• WHAT YOU WILL DO: Copy each line in the data below that contains the word "value".

• INFORMATION GIVEN:

┌──

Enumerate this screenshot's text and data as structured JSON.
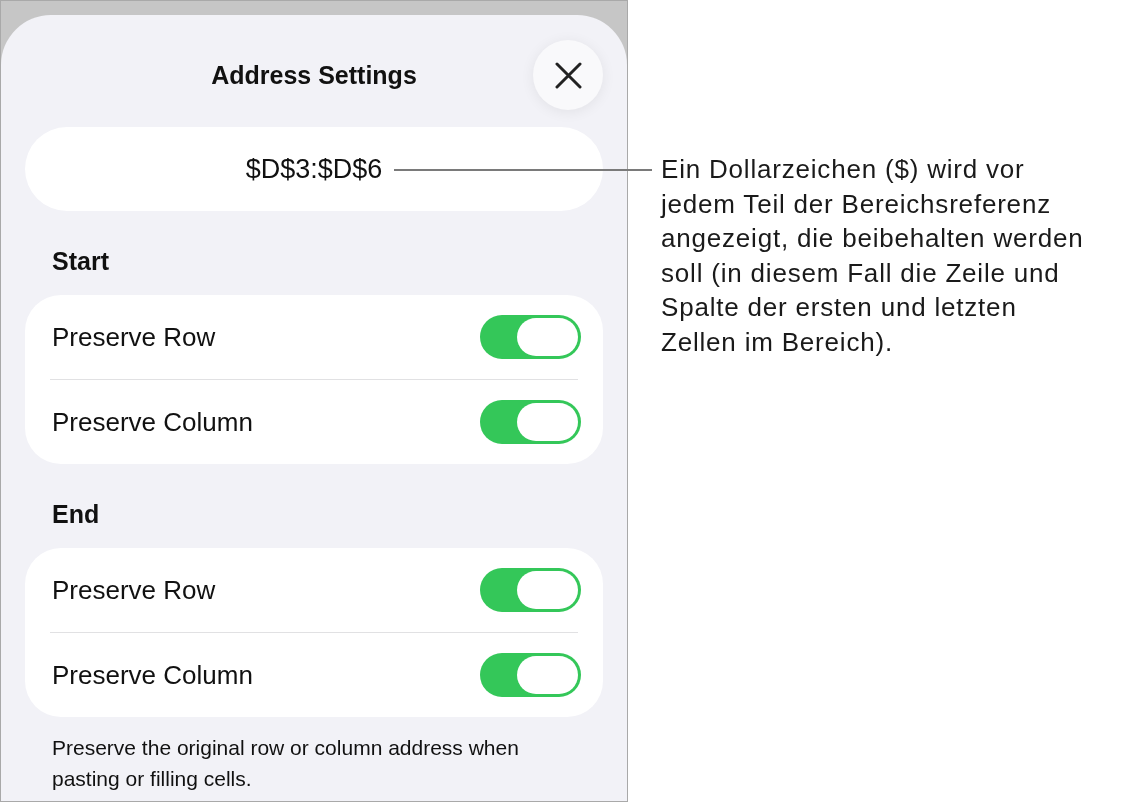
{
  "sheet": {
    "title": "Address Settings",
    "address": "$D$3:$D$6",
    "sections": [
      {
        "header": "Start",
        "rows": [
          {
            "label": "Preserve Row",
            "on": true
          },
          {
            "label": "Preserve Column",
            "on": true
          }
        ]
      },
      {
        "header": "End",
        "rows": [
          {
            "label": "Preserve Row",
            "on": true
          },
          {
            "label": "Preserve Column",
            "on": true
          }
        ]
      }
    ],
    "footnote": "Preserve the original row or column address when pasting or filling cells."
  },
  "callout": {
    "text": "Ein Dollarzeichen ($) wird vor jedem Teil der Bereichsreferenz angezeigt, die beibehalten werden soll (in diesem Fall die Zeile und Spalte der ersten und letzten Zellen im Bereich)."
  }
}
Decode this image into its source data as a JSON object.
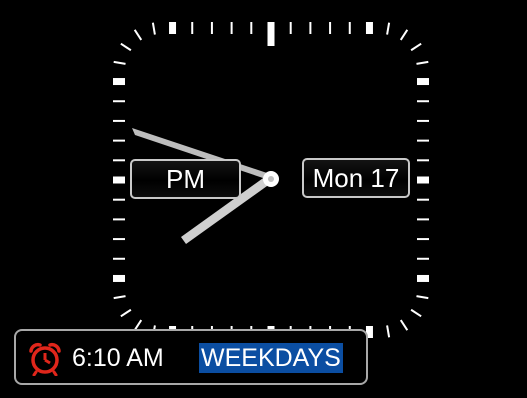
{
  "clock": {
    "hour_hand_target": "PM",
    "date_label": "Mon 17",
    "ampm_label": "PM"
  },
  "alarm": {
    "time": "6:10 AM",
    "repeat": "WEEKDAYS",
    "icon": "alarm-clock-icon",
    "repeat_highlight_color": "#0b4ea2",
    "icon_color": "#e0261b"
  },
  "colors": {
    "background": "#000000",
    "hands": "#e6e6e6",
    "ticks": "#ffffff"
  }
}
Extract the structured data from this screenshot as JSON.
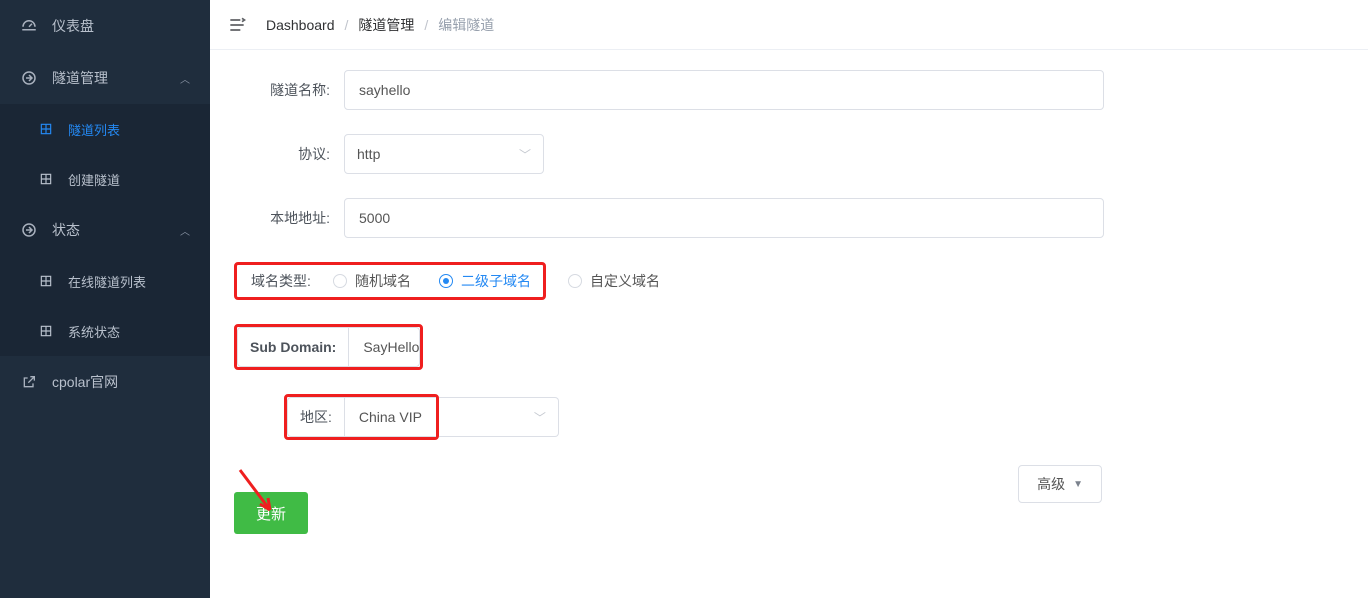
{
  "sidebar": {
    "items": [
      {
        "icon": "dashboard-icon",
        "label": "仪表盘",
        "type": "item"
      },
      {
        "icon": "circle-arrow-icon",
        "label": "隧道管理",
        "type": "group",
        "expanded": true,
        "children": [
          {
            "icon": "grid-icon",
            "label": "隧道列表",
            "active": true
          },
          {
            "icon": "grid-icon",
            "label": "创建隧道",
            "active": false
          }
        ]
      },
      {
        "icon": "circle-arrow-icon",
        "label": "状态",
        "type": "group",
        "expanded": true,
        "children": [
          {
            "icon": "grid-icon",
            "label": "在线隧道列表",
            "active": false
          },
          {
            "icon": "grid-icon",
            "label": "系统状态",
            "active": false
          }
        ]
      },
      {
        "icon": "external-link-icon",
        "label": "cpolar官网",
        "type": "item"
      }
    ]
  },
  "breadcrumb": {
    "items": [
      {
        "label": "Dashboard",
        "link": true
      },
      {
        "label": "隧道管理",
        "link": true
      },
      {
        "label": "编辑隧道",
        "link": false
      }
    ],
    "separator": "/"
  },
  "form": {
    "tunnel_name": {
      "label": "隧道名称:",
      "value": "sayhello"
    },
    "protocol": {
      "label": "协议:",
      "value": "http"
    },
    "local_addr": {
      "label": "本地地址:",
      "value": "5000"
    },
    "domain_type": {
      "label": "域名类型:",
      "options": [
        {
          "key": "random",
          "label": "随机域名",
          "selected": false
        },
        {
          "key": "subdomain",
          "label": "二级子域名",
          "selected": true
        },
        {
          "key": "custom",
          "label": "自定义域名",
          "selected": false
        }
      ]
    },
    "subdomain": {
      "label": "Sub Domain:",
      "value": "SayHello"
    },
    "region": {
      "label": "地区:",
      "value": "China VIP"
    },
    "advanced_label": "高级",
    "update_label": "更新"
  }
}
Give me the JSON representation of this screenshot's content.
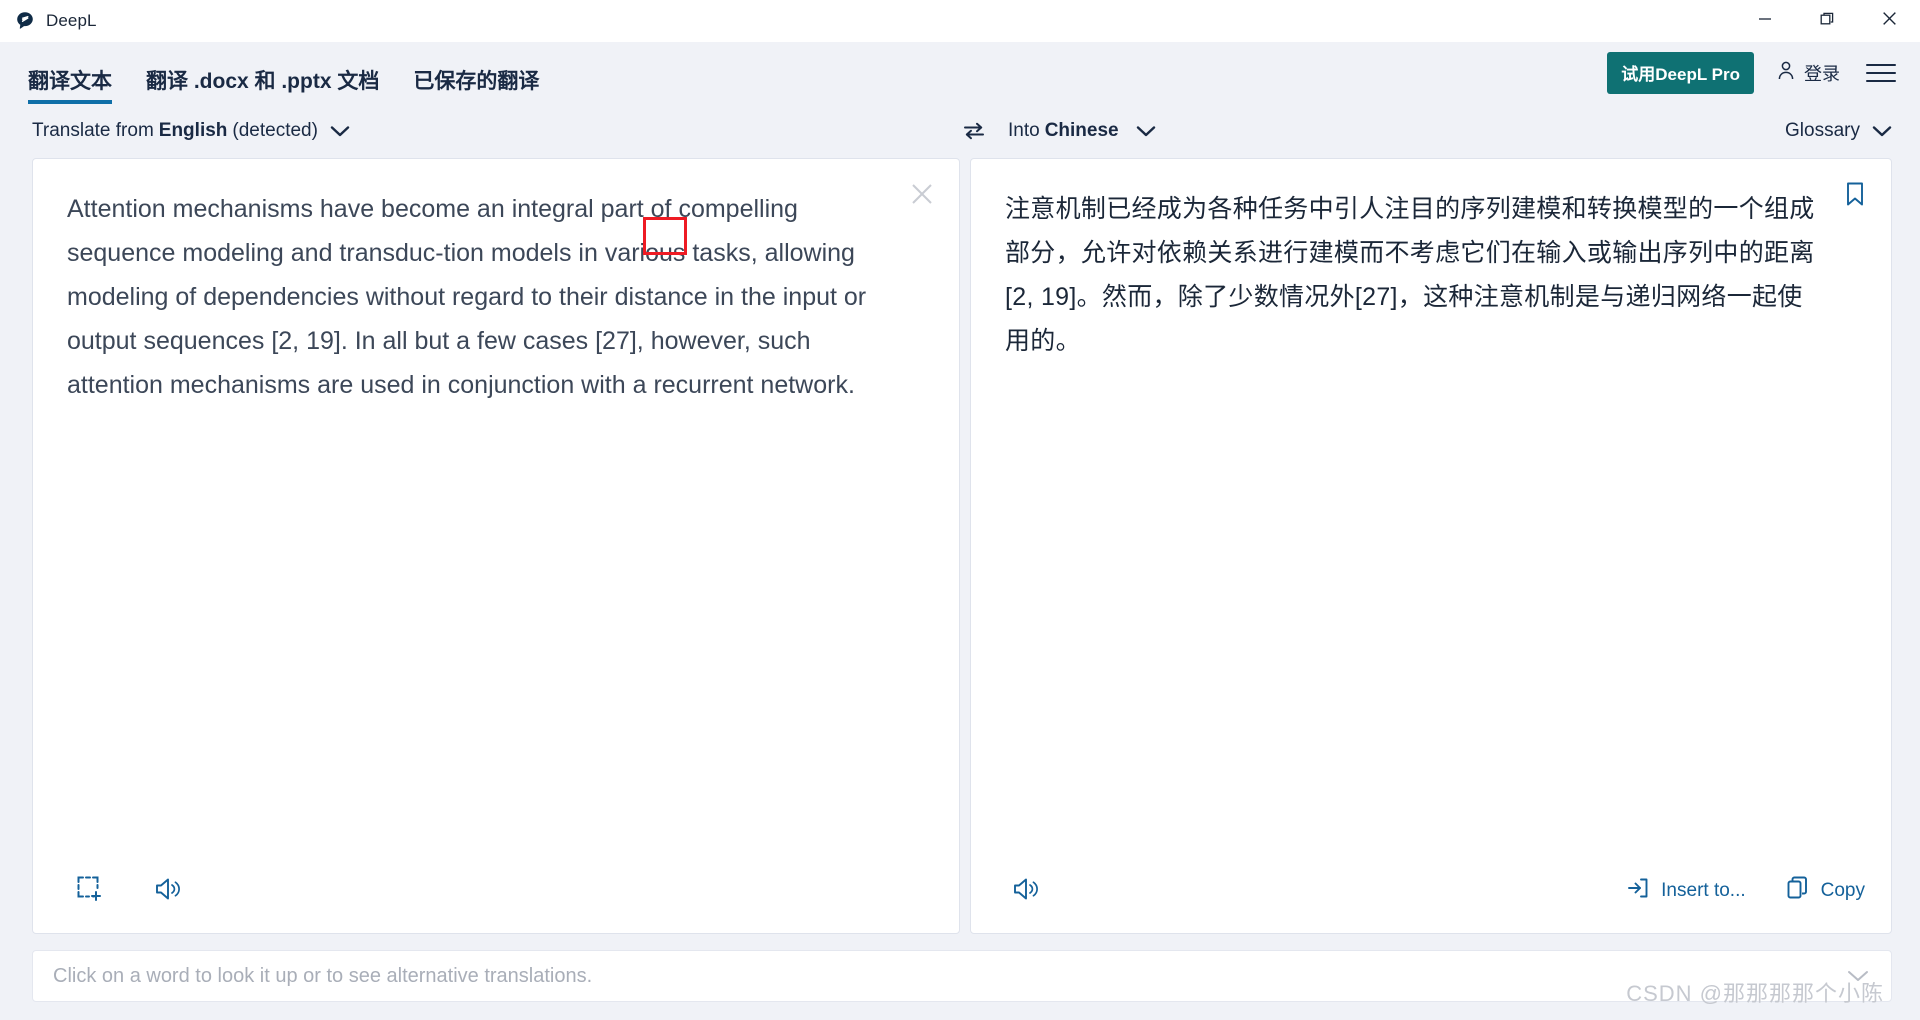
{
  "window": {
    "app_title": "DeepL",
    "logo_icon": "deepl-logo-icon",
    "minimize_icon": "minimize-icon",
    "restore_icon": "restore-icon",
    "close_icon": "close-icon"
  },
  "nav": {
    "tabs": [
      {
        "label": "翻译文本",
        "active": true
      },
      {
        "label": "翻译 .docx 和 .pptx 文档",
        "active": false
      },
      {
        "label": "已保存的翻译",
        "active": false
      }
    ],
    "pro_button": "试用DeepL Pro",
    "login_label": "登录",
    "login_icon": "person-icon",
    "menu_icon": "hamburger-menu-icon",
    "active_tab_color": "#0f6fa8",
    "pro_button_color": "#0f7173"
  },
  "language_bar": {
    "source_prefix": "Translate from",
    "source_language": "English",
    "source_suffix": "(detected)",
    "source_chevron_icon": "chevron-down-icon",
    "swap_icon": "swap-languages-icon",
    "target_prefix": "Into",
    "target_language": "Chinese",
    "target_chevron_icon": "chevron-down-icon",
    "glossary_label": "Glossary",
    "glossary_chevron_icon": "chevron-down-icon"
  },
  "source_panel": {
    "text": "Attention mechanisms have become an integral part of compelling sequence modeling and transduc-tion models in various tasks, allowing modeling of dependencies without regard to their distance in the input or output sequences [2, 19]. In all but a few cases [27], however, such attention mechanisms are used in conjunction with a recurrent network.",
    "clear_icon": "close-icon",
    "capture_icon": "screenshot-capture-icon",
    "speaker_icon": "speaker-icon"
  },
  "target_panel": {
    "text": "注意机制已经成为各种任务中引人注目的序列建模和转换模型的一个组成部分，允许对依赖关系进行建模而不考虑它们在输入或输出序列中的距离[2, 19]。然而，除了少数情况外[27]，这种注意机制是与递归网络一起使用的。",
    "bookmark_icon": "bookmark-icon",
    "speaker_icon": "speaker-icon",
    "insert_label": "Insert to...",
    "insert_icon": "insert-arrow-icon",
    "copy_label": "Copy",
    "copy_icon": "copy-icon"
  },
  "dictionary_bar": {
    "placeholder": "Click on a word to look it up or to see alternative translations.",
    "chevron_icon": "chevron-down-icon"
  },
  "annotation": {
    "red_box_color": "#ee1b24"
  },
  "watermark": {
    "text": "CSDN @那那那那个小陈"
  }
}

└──

• THE COMPLETED TASK:
      "value": "sayhello"
      "value": "http"
      "value": "5000"
      "value": "SayHello"
      "value": "China VIP"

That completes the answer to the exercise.